_DATASET EXCERPTS_
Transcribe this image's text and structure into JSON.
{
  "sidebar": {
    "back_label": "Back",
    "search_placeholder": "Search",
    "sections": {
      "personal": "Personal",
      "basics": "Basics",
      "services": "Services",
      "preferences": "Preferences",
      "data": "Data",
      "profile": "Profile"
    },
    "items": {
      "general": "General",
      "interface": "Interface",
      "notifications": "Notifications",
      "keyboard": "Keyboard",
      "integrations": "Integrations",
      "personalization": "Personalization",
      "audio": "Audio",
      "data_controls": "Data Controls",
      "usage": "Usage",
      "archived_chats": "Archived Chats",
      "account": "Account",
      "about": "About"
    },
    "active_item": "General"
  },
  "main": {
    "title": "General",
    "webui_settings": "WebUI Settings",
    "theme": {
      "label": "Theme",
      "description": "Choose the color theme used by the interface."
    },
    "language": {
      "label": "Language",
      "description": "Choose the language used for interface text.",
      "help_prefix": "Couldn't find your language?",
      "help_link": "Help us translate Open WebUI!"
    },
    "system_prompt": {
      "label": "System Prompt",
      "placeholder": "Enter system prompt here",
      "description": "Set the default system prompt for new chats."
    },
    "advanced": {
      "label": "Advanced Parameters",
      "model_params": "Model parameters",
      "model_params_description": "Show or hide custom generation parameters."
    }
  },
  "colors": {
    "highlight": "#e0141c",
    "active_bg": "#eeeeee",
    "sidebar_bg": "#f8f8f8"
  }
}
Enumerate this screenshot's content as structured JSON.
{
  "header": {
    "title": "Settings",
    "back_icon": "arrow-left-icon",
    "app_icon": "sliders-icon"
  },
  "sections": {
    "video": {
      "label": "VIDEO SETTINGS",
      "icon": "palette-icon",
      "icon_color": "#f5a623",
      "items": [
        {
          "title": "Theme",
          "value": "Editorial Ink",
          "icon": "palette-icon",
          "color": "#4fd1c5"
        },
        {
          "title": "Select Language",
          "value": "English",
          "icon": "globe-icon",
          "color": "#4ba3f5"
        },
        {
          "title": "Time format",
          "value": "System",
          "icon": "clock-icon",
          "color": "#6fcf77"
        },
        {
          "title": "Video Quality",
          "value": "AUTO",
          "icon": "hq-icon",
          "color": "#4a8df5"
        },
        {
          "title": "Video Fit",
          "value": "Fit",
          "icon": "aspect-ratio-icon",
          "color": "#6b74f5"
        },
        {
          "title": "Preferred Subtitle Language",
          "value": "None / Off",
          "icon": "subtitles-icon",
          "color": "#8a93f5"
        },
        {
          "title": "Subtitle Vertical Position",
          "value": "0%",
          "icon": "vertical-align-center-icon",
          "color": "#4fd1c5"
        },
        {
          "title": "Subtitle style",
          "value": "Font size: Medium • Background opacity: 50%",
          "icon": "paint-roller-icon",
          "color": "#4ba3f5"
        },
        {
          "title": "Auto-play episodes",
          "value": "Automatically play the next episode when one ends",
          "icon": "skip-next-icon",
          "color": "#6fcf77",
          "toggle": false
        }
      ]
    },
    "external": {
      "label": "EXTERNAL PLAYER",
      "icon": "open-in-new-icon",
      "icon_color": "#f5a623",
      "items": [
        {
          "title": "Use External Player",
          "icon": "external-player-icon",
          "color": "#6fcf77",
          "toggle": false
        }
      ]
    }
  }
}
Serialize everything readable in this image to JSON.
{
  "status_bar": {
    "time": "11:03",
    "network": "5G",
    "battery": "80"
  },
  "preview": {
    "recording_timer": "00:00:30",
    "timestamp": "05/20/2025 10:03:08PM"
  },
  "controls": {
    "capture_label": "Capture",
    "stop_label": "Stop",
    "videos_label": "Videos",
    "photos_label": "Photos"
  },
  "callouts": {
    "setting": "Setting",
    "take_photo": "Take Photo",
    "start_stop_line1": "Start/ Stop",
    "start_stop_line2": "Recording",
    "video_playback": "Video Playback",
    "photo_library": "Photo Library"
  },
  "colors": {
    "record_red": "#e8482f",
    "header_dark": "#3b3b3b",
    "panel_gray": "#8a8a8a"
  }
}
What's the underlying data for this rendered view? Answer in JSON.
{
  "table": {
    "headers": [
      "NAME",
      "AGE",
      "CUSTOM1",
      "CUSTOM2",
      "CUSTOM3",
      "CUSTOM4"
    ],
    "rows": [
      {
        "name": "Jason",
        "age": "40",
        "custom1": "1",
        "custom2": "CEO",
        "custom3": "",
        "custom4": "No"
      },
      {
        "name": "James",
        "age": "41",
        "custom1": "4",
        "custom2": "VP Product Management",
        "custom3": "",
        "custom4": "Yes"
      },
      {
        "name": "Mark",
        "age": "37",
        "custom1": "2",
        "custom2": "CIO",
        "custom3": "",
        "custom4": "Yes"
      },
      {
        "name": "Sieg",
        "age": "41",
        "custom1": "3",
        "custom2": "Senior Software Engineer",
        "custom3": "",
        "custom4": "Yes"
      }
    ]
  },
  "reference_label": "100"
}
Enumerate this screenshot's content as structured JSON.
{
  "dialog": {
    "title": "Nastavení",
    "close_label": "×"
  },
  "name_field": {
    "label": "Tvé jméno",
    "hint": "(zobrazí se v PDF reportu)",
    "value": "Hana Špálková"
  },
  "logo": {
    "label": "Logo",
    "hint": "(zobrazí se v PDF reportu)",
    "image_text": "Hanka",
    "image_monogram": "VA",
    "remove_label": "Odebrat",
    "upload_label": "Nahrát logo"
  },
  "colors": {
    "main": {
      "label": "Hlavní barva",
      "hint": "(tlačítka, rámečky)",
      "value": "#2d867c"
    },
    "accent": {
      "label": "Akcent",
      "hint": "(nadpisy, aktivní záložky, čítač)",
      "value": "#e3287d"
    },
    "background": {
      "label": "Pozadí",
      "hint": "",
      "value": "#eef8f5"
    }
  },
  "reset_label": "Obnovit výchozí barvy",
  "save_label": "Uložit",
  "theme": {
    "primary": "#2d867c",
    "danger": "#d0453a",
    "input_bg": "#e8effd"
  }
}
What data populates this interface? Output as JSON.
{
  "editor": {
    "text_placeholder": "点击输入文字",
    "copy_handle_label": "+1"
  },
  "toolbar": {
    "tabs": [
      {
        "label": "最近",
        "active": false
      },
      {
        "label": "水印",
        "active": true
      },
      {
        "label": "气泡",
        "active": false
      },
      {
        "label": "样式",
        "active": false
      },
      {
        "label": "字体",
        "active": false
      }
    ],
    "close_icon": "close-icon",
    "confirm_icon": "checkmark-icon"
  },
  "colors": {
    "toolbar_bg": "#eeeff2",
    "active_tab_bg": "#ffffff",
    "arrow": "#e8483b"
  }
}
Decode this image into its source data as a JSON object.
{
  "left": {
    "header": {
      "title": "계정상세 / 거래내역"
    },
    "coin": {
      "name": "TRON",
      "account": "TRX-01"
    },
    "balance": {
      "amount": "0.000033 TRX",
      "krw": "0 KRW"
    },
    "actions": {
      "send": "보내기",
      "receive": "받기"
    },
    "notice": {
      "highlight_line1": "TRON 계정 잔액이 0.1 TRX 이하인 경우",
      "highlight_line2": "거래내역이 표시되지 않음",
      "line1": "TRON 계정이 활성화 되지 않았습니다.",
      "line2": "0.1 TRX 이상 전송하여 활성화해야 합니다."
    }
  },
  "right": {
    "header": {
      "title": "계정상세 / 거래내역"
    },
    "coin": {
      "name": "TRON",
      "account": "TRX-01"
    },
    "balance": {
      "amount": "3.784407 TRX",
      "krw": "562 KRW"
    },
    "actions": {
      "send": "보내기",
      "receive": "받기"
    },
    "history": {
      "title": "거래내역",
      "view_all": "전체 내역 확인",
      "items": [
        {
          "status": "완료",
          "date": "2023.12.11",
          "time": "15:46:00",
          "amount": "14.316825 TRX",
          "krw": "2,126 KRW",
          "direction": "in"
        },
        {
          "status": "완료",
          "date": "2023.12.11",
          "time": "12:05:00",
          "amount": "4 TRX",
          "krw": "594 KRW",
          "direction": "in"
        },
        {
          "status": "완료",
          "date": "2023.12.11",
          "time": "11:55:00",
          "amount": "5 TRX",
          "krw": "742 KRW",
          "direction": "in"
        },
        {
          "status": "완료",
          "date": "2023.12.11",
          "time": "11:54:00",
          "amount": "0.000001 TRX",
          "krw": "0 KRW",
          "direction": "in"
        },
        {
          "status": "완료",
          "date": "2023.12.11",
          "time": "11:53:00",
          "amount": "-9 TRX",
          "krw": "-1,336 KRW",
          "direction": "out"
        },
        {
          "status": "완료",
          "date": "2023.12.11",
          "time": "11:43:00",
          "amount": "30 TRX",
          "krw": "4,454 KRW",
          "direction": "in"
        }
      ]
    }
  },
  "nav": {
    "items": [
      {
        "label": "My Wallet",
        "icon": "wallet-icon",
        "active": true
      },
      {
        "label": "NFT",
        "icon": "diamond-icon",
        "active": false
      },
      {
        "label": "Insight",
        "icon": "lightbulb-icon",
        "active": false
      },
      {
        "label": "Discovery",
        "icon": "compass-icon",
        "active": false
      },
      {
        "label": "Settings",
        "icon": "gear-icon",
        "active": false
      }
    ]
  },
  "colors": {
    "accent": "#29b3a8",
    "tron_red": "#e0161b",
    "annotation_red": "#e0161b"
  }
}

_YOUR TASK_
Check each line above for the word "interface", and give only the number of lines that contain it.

_EXERCISE SOLUTION_
4